Winner of the Michael L. Printz Award
Los Angeles Times Book Prize Finalist
New York Times bestseller
Miles “Pudge” Halter is abandoning his safe-okay, boring-life. Fascinated by the last words of famous people, Pudge leaves for boarding school to seek what a dying Rabelais called the “Great Perhaps.”
Pudge becomes encircled by friends whose lives are everything but safe and boring. Their nucleus is razor-sharp, sexy, and self-destructive Alaska, who has perfected the arts of pranking and evading school rules. Pudge falls impossibly in love. When tragedy strikes the close-knit group, it is only in coming face-to-face with death that Pudge discovers the value of living and loving unconditionally.
John Green’s stunning debut marks the arrival of a stand-out new voice in young adult fiction.
An ALA Quick Pick for Reluctant Young Readers
A 2005 Booklist Editors’ Choice
A Kirkus Best Book of 2005
A 2005 SLJ Best Book of the Year
A New York Public Library Book for the Teen Age
“What sets this novel apart is the brilliant, insightful, suffering but enduring voice of Miles Halter.” –Chicago Tribune
“Funny, sad, inspiring, and always compelling.” –Bookpage
“Stunning conclusion . . . one worthy of a book this good.” –Philadelphia Inquirer
“The spirit of Holden Caulfield lives on.” –Kliatt
“What sings and soars in this gorgeously told tale is Green’s mastery of language and the sweet, rough edges of Pudge’s voice. Girls will cry and boys will find love, lust, loss and longing in Alaska’s vanilla-and-cigarettes scent.” Kirkus, starred review
“Miles’s narration is alive with sweet, self-deprecating humor, and his obvious struggle to tell the story truthfully adds to his believability.
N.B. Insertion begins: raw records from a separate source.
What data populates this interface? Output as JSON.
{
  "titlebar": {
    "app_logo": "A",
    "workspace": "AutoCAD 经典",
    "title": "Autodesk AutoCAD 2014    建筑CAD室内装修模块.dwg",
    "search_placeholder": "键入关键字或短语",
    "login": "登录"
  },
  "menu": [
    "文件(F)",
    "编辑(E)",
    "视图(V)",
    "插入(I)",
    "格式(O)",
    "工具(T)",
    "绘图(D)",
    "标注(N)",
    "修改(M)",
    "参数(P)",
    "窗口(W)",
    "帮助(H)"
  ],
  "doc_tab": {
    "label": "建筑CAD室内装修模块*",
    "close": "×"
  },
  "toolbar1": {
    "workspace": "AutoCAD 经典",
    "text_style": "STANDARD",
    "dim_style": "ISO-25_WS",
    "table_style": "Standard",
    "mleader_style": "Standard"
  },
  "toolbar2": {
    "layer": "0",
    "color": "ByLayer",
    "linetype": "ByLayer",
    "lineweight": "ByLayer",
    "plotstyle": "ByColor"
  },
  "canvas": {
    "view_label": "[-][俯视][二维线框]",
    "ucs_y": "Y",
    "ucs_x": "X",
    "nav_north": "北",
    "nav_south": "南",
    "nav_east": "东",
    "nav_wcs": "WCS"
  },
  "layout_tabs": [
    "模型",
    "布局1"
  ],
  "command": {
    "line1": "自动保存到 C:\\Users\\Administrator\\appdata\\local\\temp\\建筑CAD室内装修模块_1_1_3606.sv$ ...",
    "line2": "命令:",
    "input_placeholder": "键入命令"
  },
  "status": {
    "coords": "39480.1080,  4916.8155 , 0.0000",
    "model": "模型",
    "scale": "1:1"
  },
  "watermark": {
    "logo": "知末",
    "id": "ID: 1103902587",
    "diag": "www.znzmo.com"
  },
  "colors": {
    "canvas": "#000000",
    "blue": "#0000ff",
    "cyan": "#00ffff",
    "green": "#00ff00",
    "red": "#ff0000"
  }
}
Like Phineas in John Knowles’s A Separate Peace, Green draws Alaska so lovingly, in self-loathing darkness as well as energetic light, that readers mourn her loss along with her friends.” –SLJ, starred review
“…Miles is a witty narrator who manages to be credible as the overlooked kid, but he’s also an articulate spokesperson for the legions of teen searching for life meaning (his taste for famous last words is a believable and entertaining quirk), and the Colonel’s smarts, clannish loyalties, and relentlessly methodological approach to problems make him a true original….There’s a certain recursive fitness here, since this is exactly the kind of book that makes kids like Miles certain that boarding school will bring them their destiny, but perceptive readers may also realize that their own lives await the discovery of meaning even as they vicariously experience Miles’ quest.” –Bulletin of the Center for Children’s Books, starred review
“Readers will only hope that this is not the last word from this promising new author.” –Publishers Weekly
“John Green has written a powerful novel—one that plunges headlong into the labyrinth of life, love, and the mysteries of being human. This is a book that will touch your life, so don’t read it sitting down. Stand up, and take a step into the Great Perhaps.”
—K.L. Going, author of Fat Kid Rules the World, a Michael L. Printz Award Honor Book
Orlando, Florida and Birmingham, Alabama
For a little while, I wanted to be an earthworm scientist. But from about the age of six on, I wanted to write.
Desert island book?
My favorite books _about_ a desert island is “Lord of the Flies.” The book I’d take to a desert island would be “The Collected Works of Shakespeare,” because it is long (and therefore excellent kindling) and can be read again and again.
Where do you write?
In a little office off of our bedroom.
What made you decide to write Looking for Alaska?
I always wanted to write a novel, but I guess I started writing that particular one because I was thinking a lot about loss.
What would you like readers to learn from Miles?
I’m not sure I want anyone to learn anything from reading my books necessarily, but I do hope that Miles’ story gets readers thinking seriously about what our values and priorities should be.
What adjectives would you use to describe Looking for Alaska?
Oh jeez. I’ll leave that to the critics. I like it a lot when people call it “salingeresque” and “funny” and “not too long.”
“New Partner,” by the Palace Brothers
Favorite item of clothing?
My lucky boxers. i was wearing them when I got engaged, when I got married, and when I won the Printz Award. (And no, I do not wear them every day.)
Getting married, I think. Publishing a book is extremely difficult, but getting married is–at least in my experience–even more difficult.
Most embarrassing moment?
One time I got into thee separate car accidents (all minor) with three separate cars during a 12-hour period, and the same police officer showed up at the scene of all three accidents. I was pretty embarrassed when I saw her for the third time in an day.
Smartest thing you ever did?
The smartest thing I ever did was choosing to go to boarding school.
Either: “amor vincit omnia, et nos cedamus amori.” (Love conquers all, and so we shall yield to it.)
Or: “illigitimis non caroborundum” (Don’t let the bastards get you down.)
Or: I go to seek a great perhaps